Start of The records

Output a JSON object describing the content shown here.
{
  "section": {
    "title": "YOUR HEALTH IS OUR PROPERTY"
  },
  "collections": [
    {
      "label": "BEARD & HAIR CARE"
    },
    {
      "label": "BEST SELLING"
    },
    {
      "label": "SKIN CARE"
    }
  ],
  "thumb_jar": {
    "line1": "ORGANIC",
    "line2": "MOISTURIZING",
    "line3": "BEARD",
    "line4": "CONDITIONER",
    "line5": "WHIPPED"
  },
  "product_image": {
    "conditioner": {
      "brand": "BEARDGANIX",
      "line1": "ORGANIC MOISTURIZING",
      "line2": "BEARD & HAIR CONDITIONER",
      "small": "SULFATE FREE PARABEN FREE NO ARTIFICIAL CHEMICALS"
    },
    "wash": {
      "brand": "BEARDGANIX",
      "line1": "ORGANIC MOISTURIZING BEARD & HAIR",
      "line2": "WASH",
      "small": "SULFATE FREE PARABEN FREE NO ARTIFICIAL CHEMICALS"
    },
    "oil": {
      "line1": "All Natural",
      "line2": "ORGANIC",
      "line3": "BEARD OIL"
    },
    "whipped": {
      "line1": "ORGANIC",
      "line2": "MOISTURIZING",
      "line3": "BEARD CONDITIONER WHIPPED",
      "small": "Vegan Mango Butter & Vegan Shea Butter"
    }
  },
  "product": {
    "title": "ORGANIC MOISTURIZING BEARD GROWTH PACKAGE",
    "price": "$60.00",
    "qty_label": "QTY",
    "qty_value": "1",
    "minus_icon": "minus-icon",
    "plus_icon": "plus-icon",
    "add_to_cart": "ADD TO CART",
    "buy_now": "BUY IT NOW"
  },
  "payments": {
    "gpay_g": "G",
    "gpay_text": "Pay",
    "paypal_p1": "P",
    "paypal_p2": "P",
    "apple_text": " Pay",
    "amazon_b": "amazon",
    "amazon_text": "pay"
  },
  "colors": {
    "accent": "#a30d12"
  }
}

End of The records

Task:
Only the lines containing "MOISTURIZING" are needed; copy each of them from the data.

Exercise result:
    "line2": "MOISTURIZING",
      "line1": "ORGANIC MOISTURIZING",
      "line1": "ORGANIC MOISTURIZING BEARD & HAIR",
      "line2": "MOISTURIZING",
    "title": "ORGANIC MOISTURIZING BEARD GROWTH PACKAGE",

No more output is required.